Because of his expertise, Oprah asked my co-author to lead the mental health response to the abuse crisis at the Oprah Winfrey Leadership Academy for Girls in South Africa -- to help her make the school into as she put it at a press conference yesterday, "a model for the world."
As readers may also know, coincidentally, I have also written a book about institutional abuse of children in settings like boot camps, wilderness programs, "emotional growth boarding schools" and residential treatment centers for "troubled teens." (Help At Any Cost: How the Troubled Teen Industry Cons Parents and Hurts Kids)
I was not expecting these two interests to collide -- but although Oprah did not intend for this to happen, her school unfortunately developed into what could be seen as a tough "program" and as a result, some girls were abused.
As she put it at the press conference, "I feel that the girls were placed in an atmosphere where they were taught to be fearful and they were taught to literally be silenced. And so when you remove the systems and put in a different kind of leadership, all of that will change."

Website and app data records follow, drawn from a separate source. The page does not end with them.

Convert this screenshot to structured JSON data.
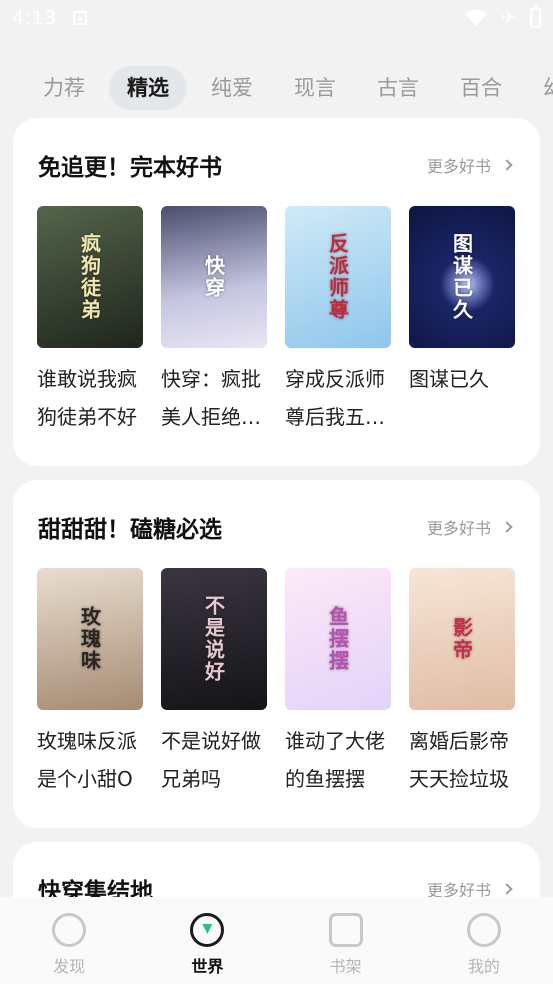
{
  "status_bar": {
    "time": "4:13"
  },
  "tabs": [
    "力荐",
    "精选",
    "纯爱",
    "现言",
    "古言",
    "百合",
    "幻"
  ],
  "active_tab": 1,
  "sections": [
    {
      "title": "免追更！完本好书",
      "more": "更多好书",
      "books": [
        {
          "title": "谁敢说我疯狗徒弟不好",
          "cover_text": "疯狗徒弟",
          "cover_bg": "#2e3a2c",
          "cover_fg": "#f2e6b0"
        },
        {
          "title": "快穿：疯批美人拒绝服从",
          "cover_text": "快穿",
          "cover_bg": "#8f8fb0",
          "cover_fg": "#ffffff"
        },
        {
          "title": "穿成反派师尊后我五杀逆徒",
          "cover_text": "反派师尊",
          "cover_bg": "#9fd2f0",
          "cover_fg": "#c2283a"
        },
        {
          "title": "图谋已久",
          "cover_text": "图谋已久",
          "cover_bg": "#1b2566",
          "cover_fg": "#ffffff"
        }
      ]
    },
    {
      "title": "甜甜甜！磕糖必选",
      "more": "更多好书",
      "books": [
        {
          "title": "玫瑰味反派是个小甜O",
          "cover_text": "玫瑰味",
          "cover_bg": "#c9b29c",
          "cover_fg": "#2b2420"
        },
        {
          "title": "不是说好做兄弟吗",
          "cover_text": "不是说好",
          "cover_bg": "#2a2a33",
          "cover_fg": "#e8c8d0"
        },
        {
          "title": "谁动了大佬的鱼摆摆",
          "cover_text": "鱼摆摆",
          "cover_bg": "#f4dff2",
          "cover_fg": "#b84fb2"
        },
        {
          "title": "离婚后影帝天天捡垃圾",
          "cover_text": "影帝",
          "cover_bg": "#f1d9c4",
          "cover_fg": "#c82e4a"
        }
      ]
    },
    {
      "title": "快穿集结地",
      "more": "更多好书"
    }
  ],
  "bottom_nav": [
    {
      "label": "发现",
      "icon": "discover-icon",
      "active": false
    },
    {
      "label": "世界",
      "icon": "world-icon",
      "active": true
    },
    {
      "label": "书架",
      "icon": "bookshelf-icon",
      "active": false
    },
    {
      "label": "我的",
      "icon": "profile-icon",
      "active": false
    }
  ]
}
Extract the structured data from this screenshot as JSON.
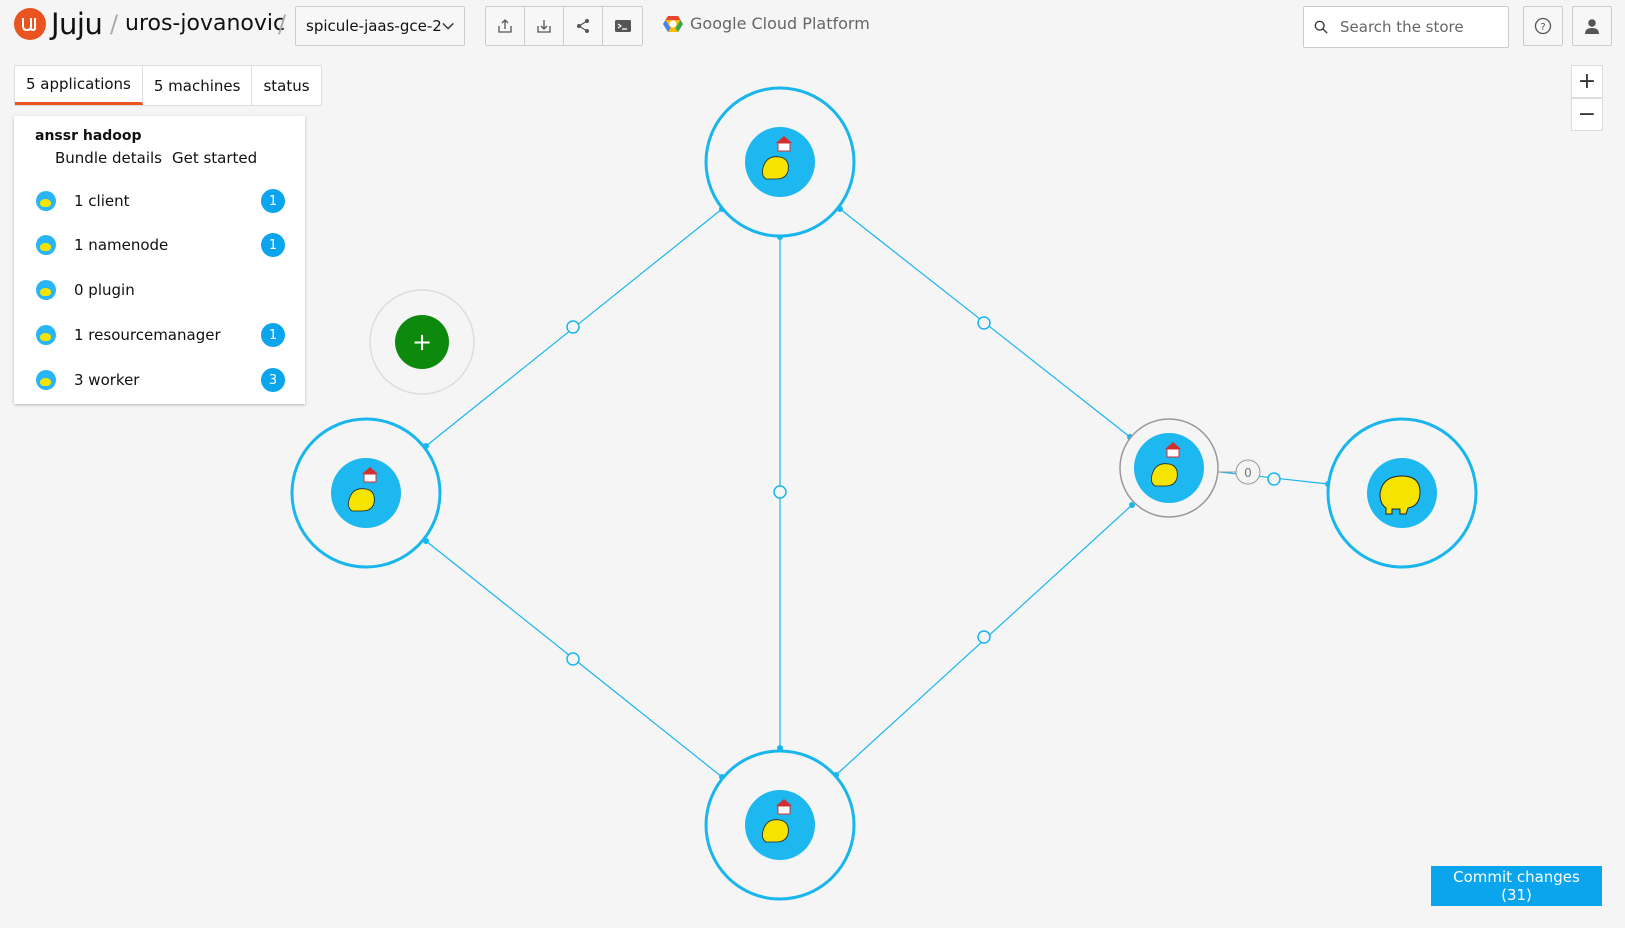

Oprah got to the heart of the matter: institutions in which children are fearful and silenced are institutions that will sooner or later, inevitably, become abusive.
Apparently, for months the girls had been complaining that the school was more like a prison than boarding school -- and for months they had been ignored. Although one dorm matron has been charged with sexual and physical abuse, the problem wasn't -- as residential facilities often claim -- "one bad apple."
It was the tough love system. Any institution that isolates vulnerable children from the outside world, any school that severely limits contact with their parents, that silences complaints by calling those who speak up "liars", "whiners" and "manipulators" will become abusive. Without fail. And any such institution will attract predators -- because they know that where kids are unable to speak up, they can prey at will.
As Dr. Perry put it on NPR:
"Unfortunately, there isn't a place on the planet that has really done all that it could do to ensure that the internal systems and the adults in charge of children are as healthy as can be. I know that there are little pockets of excellence here and there, but one of the goals that we have for this school is to try to create training, staff selection, staff support and education for the girls, models of accountability, models of security that will all work to decrease the probability that any predatory person can be hired or can act out on the girls in the school."
Policies that limit access between children and parents, policies that allow untrained workers to have total control over kids with no government oversight, policies that lock kids down and keep them incommunicado, policies that encourage staff to be treat kids harshly "for their own good" -- every single one of these practices increases the odds that children will be abused.
Add in the idea that the kids are all liars and any complaints should be dismissed as "manipulation" and you have a predator's dream: a program in which victims cannot speak out or escape and monsters can actually get paid to carry out the abuse they enjoy with impunity.
Frighteningly, every single one of these policies is standard practice in the largely unregulated "troubled teen" industry. And every day, predators get fresh prey.
As Oprah said, from all bad experiences, "There's always much to be gained and I think there's a lot to be learned."
I hope that America and the world can learn right here, right now that any program that follows such policies is not acceptable -- whether it's a boarding school for talented African girls or an "academy," "wilderness program," "boot camp," "therapeutic boarding school," or "emotional growth school" for troubled American teens.